:: REQUIRED WORK ::
All lines in the data bearing the string "type" should be identified and copied.

......

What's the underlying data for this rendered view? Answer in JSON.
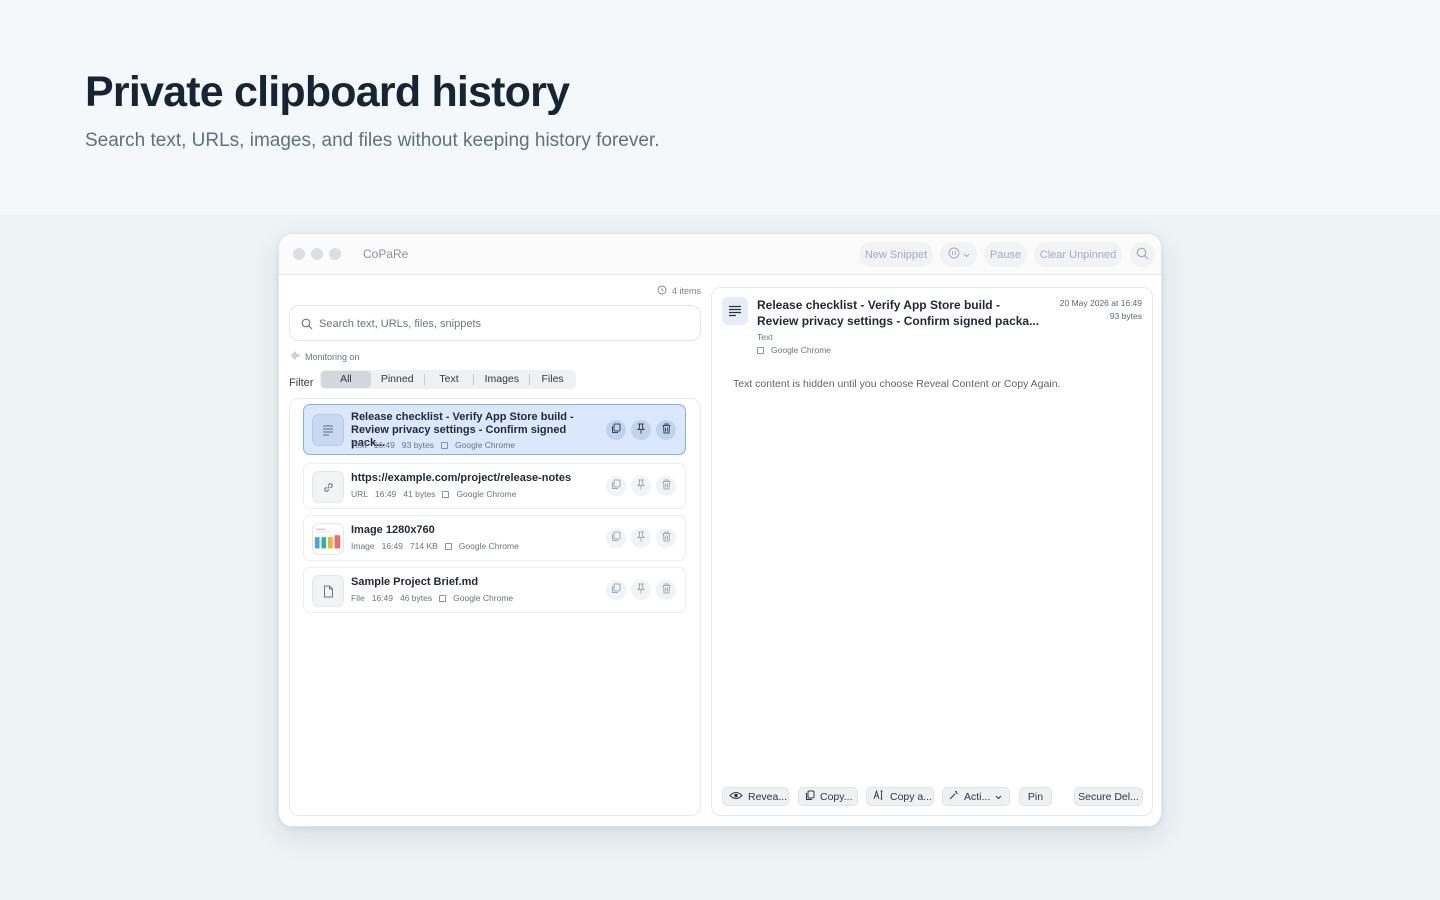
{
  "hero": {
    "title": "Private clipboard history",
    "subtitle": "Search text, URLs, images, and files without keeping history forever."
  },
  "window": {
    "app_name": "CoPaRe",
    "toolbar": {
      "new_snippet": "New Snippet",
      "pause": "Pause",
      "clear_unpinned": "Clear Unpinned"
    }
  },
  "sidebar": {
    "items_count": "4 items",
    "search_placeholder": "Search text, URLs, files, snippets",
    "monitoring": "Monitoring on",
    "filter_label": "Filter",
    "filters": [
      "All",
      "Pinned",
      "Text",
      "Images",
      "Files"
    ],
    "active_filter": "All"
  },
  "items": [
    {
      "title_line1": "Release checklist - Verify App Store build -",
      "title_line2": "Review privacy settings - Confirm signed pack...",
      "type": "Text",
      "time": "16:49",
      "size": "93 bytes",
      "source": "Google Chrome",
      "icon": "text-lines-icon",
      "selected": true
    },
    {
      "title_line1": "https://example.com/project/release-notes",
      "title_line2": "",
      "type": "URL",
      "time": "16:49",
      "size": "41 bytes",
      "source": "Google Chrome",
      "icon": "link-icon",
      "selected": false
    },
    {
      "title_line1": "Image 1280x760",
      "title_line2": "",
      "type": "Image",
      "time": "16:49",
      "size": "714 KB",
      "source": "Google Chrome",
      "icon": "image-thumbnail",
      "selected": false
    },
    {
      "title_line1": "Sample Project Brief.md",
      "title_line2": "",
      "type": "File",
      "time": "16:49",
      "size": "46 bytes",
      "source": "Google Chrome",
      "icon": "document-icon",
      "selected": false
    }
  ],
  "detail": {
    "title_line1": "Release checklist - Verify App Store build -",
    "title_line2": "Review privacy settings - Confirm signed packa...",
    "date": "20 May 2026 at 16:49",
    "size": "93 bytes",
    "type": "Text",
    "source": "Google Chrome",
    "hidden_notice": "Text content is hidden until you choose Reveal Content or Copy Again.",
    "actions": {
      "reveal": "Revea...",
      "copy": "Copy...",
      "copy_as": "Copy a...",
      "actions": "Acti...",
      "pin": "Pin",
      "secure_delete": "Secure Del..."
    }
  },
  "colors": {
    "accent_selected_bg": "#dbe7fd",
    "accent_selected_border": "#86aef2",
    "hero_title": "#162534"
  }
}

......

:: SOLVED EXERCISE ::
      "type": "Text",
      "type": "URL",
      "type": "Image",
      "type": "File",
    "type": "Text",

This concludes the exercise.